Bradford’s Black Wall Street (2006) is punctuated by two bursts of red, yellow, white and blue: city blocks shaded in hots and colds suddenly look like a pair of exploding stars in space. Cordova too elevates one of his recurring ciphers – the lowly automobile tyre – to a celestial level in daniel boone, pat boone, y mary boone (or firestone) (2006–7), a large-scale collage hung directly across from the mammoth Black Wall Street. Hundreds of glossy tyres cut out from advertisements are sprinkled across a sheet of paper in an exquisite, makeshift Milky Way. Discarded tyres are but one of the common bodies of objects that unite Cordova’s drawings, collages and installations. As tyres, broken stereo speakers, stacks of old records and used books pile up across his work, we are faced with the problem of accumulation. What to do with these objects we once so rabidly accrued, but which are now a burden? Wholesalers, Retailers & Bullshitters (2005) sets the mood: a small container truck, covered in graffiti and missing a wheel, is at sea on an opulent flat ground of gold leaf. Bereft and damaged, the truck – once a glorious carrier of goods for mass consumption – is itself now valueless. But Cordova is determined to make us acknowledge, and even treasure, such detritus.
Any old object will do for Rhode: for him it’s more about the how and the where of their use. His videos and still photographs are conceived as successive frames tracing an Eadweard Muybridge-like flow of stop-action movement. He himself is the main actor in his mini-performances, which he stages in Johannesburg’s public spaces and in a Berlin studio. But most of his props are two-dimensional – nothing more than silhouettes drawn on a wall or a floor. In Catch Air (2003) Rhode appears to skateboard weightlessly through a half-pipe chalked on the ground; in Untitled (Dreamhouses) (2005) he catches a downpour of falling cars, tables and chairs with superhuman strength; and in Untitled (Harvest) (2005) he reaps a bed of spray-painted flowers with long, sweeping cuts. Rhode’s transposition of a typically photographic process into drawing is brilliantly done: the marks of erasure left after redrawing his props for each shot are utterly convincing as the false index of their trajectories through three-dimensional space.
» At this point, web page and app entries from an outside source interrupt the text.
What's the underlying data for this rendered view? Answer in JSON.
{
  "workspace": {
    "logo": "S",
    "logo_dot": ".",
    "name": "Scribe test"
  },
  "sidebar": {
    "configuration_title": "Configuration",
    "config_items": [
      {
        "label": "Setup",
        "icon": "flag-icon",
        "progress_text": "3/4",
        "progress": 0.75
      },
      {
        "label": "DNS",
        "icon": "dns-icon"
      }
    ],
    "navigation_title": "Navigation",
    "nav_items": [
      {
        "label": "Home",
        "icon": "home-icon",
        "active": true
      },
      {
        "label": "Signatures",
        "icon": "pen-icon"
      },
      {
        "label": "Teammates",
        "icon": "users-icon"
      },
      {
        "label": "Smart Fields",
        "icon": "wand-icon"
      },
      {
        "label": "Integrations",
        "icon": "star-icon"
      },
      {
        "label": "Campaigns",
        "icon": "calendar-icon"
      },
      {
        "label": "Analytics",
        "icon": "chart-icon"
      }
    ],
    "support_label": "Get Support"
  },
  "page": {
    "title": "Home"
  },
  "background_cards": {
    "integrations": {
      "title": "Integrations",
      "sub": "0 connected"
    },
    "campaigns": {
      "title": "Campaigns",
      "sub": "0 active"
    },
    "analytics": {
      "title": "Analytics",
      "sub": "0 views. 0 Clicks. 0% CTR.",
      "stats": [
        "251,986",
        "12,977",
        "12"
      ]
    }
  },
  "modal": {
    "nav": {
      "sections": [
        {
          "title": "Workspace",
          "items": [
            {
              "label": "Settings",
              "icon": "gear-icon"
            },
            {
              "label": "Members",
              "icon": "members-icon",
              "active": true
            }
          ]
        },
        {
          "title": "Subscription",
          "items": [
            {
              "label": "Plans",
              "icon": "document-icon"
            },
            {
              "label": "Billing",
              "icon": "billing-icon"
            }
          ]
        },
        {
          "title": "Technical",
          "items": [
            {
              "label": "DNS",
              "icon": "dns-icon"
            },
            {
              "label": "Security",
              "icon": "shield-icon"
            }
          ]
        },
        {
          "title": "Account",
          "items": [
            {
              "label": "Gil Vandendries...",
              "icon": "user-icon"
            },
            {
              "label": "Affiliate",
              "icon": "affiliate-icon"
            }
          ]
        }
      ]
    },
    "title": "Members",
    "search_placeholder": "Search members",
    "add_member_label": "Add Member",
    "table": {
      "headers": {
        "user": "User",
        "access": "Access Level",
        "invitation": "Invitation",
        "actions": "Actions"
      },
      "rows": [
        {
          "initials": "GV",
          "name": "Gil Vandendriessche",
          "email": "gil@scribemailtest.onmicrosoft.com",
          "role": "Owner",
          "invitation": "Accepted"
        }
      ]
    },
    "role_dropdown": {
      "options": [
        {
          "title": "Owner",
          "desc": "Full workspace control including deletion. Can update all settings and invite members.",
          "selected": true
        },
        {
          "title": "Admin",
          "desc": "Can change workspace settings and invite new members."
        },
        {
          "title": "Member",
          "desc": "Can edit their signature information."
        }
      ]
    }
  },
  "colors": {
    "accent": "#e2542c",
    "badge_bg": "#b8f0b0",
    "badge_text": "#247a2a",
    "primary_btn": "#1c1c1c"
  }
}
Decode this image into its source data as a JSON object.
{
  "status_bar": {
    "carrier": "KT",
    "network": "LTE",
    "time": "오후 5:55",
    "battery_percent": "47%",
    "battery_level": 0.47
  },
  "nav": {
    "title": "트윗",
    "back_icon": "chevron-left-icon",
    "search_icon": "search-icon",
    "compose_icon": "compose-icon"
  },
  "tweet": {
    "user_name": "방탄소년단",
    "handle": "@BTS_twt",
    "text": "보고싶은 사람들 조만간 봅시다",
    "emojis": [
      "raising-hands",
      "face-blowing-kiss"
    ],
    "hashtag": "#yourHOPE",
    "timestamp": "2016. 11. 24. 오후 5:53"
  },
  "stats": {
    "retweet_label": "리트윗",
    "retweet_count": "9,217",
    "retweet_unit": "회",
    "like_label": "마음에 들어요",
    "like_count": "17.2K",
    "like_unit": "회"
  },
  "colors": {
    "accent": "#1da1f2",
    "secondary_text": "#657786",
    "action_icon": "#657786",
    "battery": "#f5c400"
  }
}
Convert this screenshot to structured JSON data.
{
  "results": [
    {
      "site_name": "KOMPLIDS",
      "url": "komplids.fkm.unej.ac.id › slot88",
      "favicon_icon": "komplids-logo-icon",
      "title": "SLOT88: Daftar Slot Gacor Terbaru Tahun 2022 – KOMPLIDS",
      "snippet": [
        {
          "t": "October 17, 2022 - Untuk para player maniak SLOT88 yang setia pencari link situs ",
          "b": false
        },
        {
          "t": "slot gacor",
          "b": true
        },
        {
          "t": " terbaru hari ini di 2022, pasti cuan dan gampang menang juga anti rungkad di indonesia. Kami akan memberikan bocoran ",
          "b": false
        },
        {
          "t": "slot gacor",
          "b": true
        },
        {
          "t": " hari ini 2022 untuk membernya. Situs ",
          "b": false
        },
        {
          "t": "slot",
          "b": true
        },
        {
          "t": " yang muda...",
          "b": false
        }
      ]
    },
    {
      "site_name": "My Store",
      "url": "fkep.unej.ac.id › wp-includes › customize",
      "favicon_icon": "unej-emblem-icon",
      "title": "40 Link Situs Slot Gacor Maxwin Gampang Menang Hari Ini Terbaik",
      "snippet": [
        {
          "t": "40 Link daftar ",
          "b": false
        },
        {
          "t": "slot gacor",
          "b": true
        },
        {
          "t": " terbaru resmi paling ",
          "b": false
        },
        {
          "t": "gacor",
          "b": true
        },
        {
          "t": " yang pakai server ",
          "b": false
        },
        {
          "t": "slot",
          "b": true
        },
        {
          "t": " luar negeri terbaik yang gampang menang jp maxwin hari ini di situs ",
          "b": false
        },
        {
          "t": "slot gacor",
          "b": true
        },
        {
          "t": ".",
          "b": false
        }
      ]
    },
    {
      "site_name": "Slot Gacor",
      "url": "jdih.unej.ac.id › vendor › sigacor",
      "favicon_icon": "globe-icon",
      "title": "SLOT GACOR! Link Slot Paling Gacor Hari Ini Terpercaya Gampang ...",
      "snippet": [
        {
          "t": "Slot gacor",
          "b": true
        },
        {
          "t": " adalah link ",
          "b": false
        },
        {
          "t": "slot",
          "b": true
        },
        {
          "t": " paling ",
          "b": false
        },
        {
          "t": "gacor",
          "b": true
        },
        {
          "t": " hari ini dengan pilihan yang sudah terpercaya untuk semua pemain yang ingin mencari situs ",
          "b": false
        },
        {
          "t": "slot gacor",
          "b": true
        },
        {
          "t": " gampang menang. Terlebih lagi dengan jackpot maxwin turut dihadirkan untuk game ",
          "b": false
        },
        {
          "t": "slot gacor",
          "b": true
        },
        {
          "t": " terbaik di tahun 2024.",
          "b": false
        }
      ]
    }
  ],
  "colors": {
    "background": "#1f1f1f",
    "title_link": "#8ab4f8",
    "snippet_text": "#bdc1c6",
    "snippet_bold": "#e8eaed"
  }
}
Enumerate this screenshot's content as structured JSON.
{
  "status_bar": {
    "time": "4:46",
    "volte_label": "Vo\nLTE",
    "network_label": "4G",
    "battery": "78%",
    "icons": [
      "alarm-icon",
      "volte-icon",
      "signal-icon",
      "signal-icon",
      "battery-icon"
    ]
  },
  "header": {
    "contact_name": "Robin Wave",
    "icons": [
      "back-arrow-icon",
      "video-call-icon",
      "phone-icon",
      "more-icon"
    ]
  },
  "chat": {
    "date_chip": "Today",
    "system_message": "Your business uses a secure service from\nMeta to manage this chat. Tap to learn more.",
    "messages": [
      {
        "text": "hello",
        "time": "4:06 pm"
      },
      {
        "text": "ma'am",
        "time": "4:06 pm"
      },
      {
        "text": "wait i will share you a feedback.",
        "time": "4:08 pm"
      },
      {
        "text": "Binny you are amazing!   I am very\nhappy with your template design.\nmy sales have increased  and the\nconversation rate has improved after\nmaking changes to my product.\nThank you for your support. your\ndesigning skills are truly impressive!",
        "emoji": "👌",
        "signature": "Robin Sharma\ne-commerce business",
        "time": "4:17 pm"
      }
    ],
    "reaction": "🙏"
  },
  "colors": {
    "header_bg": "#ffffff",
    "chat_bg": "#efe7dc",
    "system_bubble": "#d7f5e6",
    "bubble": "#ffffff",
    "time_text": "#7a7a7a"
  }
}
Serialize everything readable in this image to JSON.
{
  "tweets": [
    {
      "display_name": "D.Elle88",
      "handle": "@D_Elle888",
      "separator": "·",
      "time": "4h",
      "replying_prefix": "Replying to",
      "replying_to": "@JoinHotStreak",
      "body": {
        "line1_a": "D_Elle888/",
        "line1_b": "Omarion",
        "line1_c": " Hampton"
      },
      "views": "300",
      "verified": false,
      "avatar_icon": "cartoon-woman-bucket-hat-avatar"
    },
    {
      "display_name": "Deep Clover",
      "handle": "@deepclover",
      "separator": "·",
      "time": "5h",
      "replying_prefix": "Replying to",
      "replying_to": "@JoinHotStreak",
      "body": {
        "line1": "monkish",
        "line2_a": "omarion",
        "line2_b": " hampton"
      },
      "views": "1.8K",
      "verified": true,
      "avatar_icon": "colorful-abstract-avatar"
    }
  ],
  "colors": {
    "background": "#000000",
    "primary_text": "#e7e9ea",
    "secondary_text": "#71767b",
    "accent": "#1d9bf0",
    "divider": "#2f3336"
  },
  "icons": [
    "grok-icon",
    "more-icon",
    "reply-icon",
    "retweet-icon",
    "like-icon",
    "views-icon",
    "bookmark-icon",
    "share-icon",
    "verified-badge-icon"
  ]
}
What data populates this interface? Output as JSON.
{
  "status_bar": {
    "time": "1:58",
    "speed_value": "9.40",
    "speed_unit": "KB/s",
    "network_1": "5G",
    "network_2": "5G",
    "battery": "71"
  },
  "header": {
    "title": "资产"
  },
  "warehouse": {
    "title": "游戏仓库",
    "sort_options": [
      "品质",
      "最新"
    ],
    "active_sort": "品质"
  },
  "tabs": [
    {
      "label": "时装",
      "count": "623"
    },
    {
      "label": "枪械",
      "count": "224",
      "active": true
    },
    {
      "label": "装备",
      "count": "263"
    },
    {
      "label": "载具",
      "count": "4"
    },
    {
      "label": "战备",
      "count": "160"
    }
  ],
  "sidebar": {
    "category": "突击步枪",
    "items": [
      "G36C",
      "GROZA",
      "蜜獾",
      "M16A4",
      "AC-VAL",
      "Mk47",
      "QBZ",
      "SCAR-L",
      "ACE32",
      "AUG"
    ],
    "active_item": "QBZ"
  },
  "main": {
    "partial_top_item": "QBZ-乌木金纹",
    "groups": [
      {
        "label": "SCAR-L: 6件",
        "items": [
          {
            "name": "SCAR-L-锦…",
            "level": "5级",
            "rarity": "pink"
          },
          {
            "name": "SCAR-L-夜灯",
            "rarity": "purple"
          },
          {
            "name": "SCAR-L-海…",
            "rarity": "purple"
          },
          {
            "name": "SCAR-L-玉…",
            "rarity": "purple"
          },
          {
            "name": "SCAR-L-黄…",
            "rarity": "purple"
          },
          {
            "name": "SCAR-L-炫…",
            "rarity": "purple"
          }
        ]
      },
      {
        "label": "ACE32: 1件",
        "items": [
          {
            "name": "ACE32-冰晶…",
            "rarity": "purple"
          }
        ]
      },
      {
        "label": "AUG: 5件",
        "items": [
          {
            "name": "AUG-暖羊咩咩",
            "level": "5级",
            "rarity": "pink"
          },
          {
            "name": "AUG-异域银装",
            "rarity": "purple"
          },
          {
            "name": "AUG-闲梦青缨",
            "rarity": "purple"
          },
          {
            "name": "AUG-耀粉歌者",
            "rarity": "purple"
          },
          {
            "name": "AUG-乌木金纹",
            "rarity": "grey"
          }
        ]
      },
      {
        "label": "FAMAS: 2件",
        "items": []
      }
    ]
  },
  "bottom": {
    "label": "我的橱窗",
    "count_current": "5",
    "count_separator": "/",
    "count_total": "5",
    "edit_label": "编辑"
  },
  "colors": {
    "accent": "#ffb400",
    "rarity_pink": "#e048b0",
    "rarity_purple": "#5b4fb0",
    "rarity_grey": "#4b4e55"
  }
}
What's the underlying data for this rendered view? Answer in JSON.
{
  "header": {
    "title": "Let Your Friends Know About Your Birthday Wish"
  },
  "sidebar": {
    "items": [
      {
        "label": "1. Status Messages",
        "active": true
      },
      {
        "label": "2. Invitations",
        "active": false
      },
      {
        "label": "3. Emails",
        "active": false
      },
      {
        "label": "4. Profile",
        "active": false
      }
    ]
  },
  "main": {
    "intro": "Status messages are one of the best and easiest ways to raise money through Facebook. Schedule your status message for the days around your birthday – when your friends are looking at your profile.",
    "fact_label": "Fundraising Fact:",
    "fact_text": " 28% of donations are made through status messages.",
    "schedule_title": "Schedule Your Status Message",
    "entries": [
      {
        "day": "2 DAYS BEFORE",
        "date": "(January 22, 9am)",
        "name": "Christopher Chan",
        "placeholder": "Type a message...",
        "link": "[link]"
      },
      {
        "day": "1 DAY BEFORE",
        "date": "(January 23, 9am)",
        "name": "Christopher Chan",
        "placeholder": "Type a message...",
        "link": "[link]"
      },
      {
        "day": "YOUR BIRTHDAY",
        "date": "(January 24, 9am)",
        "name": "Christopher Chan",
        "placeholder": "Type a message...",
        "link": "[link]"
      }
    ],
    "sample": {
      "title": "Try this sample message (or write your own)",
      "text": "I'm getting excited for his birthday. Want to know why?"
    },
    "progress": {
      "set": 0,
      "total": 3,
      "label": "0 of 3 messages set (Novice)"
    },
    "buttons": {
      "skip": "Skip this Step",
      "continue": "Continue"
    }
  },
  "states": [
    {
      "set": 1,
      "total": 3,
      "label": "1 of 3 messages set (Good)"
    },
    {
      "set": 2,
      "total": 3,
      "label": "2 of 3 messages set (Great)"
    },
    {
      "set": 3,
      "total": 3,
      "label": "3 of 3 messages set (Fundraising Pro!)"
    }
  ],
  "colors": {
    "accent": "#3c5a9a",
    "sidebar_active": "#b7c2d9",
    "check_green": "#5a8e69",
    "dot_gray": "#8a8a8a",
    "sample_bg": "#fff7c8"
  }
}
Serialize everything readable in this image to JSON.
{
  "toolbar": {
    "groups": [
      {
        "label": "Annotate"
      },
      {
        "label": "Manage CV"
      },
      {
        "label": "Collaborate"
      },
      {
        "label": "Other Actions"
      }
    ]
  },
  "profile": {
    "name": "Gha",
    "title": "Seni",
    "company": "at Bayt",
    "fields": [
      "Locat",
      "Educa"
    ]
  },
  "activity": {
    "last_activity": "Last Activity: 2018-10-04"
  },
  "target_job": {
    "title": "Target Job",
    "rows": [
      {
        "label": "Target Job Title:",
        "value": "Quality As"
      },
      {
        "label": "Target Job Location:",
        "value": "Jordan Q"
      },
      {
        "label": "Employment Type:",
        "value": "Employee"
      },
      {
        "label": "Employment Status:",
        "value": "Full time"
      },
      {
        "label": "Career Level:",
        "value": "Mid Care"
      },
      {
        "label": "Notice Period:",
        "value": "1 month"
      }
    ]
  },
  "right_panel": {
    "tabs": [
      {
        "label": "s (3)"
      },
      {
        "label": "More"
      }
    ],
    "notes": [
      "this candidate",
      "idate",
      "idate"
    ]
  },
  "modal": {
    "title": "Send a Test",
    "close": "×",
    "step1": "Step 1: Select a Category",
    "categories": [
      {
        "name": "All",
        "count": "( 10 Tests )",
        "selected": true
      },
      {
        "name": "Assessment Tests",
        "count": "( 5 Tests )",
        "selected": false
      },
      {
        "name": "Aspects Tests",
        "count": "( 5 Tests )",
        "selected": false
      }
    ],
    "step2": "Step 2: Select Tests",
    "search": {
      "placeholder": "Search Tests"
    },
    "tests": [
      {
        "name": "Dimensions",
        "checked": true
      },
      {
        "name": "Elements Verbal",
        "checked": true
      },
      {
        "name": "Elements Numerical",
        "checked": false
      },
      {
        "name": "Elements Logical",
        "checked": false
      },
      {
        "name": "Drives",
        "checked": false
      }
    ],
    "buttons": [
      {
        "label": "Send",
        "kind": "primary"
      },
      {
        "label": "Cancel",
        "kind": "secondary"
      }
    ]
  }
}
Critics frequently invoke Rhode’s background as a mixed-race South African to explain his choice of objects, settings and media, but ‘urban-ness’ resists the hasty imposition of specific identity politics. His settings (rubble-filled alleys), his costuming (a sporty uniform of tracksuit, trainers and knitted cap) and his graffiti approach all testify that this thinking artist is also a city boy who knows what he’s talking about. If Bradford’s knowing reprisals of the bird’s-eye view single out the social inequalities and injustices built into so many urban environments, Rhode’s scenarios offer half-real, half-imagined alternatives – singular moments where, in the asphalt back lots of Johannesburg, he manages to transcend the constraints of the everyday. Beginning with objects and viewpoints that feel eminently familiar, all three artists send us on a merry journey of associations, only to give us pause when their diverse visual innuendos accumulate to do what every well-designed language should: give novel expression to their beliefs, beautifully.